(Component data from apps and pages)
# # # # # # #
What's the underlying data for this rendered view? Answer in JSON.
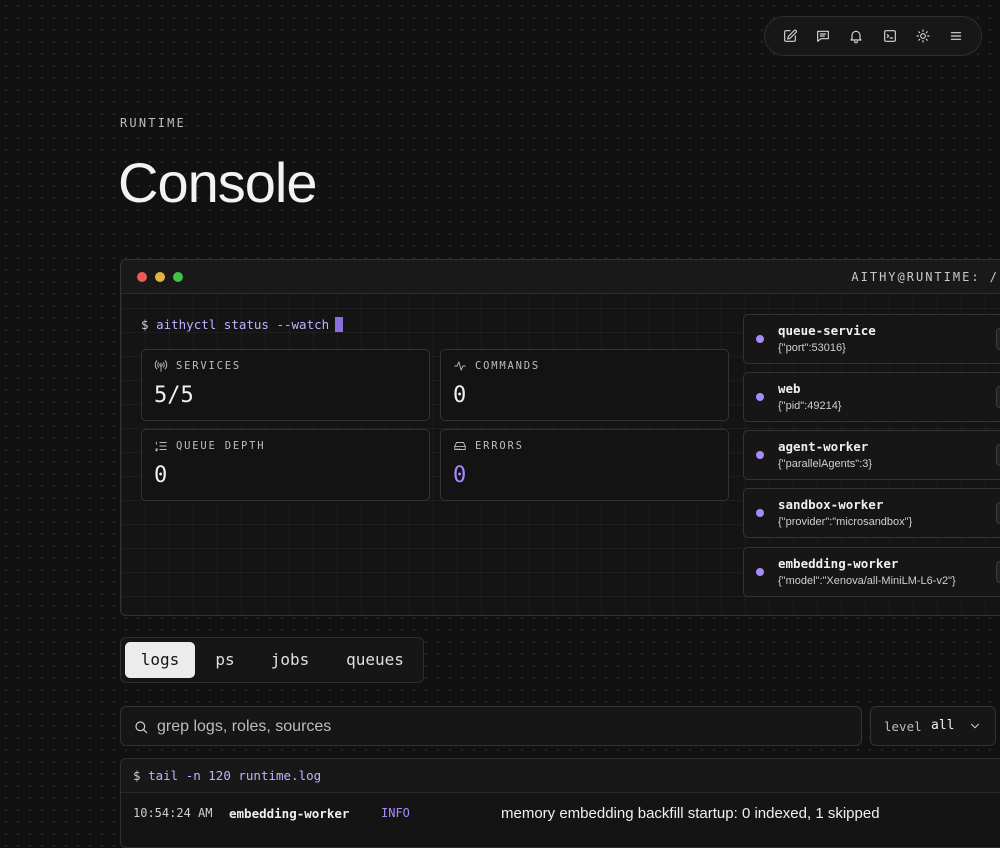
{
  "toolbar": {
    "icons": [
      "edit-icon",
      "message-icon",
      "bell-icon",
      "terminal-icon",
      "sun-icon",
      "menu-icon"
    ]
  },
  "header": {
    "eyebrow": "RUNTIME",
    "title": "Console"
  },
  "terminal": {
    "host": "AITHY@RUNTIME: /",
    "prompt_symbol": "$",
    "command": "aithyctl status --watch",
    "stats": [
      {
        "label": "SERVICES",
        "value": "5/5",
        "icon": "broadcast-icon"
      },
      {
        "label": "COMMANDS",
        "value": "0",
        "icon": "activity-icon"
      },
      {
        "label": "QUEUE DEPTH",
        "value": "0",
        "icon": "list-icon"
      },
      {
        "label": "ERRORS",
        "value": "0",
        "icon": "drive-icon"
      }
    ],
    "services": [
      {
        "name": "queue-service",
        "meta": "{\"port\":53016}"
      },
      {
        "name": "web",
        "meta": "{\"pid\":49214}"
      },
      {
        "name": "agent-worker",
        "meta": "{\"parallelAgents\":3}"
      },
      {
        "name": "sandbox-worker",
        "meta": "{\"provider\":\"microsandbox\"}"
      },
      {
        "name": "embedding-worker",
        "meta": "{\"model\":\"Xenova/all-MiniLM-L6-v2\"}"
      }
    ]
  },
  "tabs": [
    "logs",
    "ps",
    "jobs",
    "queues"
  ],
  "search": {
    "placeholder": "grep logs, roles, sources"
  },
  "level_filter": {
    "label": "level",
    "value": "all"
  },
  "logs": {
    "prompt_symbol": "$",
    "command": "tail -n 120 runtime.log",
    "rows": [
      {
        "time": "10:54:24 AM",
        "source": "embedding-worker",
        "level": "INFO",
        "message": "memory embedding backfill startup: 0 indexed, 1 skipped"
      }
    ]
  },
  "colors": {
    "accent": "#a78bfa",
    "background": "#111111"
  }
}
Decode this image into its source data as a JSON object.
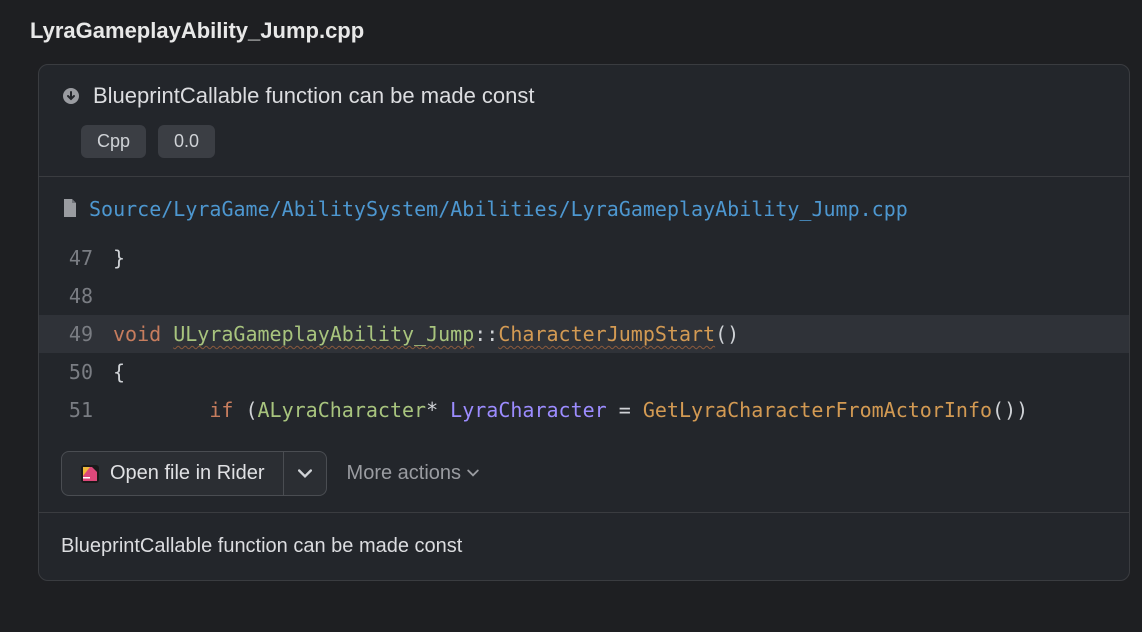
{
  "page_title": "LyraGameplayAbility_Jump.cpp",
  "inspection": {
    "title": "BlueprintCallable function can be made const",
    "tags": [
      "Cpp",
      "0.0"
    ]
  },
  "file": {
    "path": "Source/LyraGame/AbilitySystem/Abilities/LyraGameplayAbility_Jump.cpp"
  },
  "code": {
    "lines": [
      {
        "num": "47",
        "hl": false
      },
      {
        "num": "48",
        "hl": false
      },
      {
        "num": "49",
        "hl": true
      },
      {
        "num": "50",
        "hl": false
      },
      {
        "num": "51",
        "hl": false
      }
    ],
    "l47_brace": "}",
    "l49_void": "void ",
    "l49_class": "ULyraGameplayAbility_Jump",
    "l49_scope": "::",
    "l49_method": "CharacterJumpStart",
    "l49_parens": "()",
    "l50_brace": "{",
    "l51_indent": "        ",
    "l51_if": "if ",
    "l51_open": "(",
    "l51_type": "ALyraCharacter",
    "l51_star": "* ",
    "l51_var": "LyraCharacter",
    "l51_eq": " = ",
    "l51_func": "GetLyraCharacterFromActorInfo",
    "l51_close": "())"
  },
  "actions": {
    "open_in_rider": "Open file in Rider",
    "more": "More actions"
  },
  "description": "BlueprintCallable function can be made const"
}
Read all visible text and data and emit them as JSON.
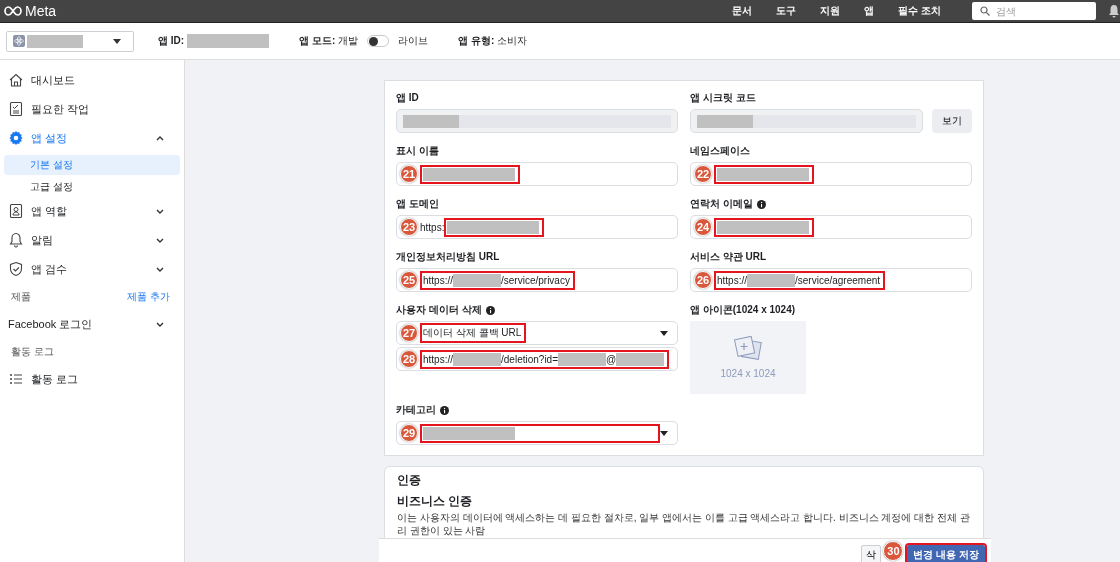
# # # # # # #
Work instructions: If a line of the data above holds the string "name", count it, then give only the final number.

Response to the task: 5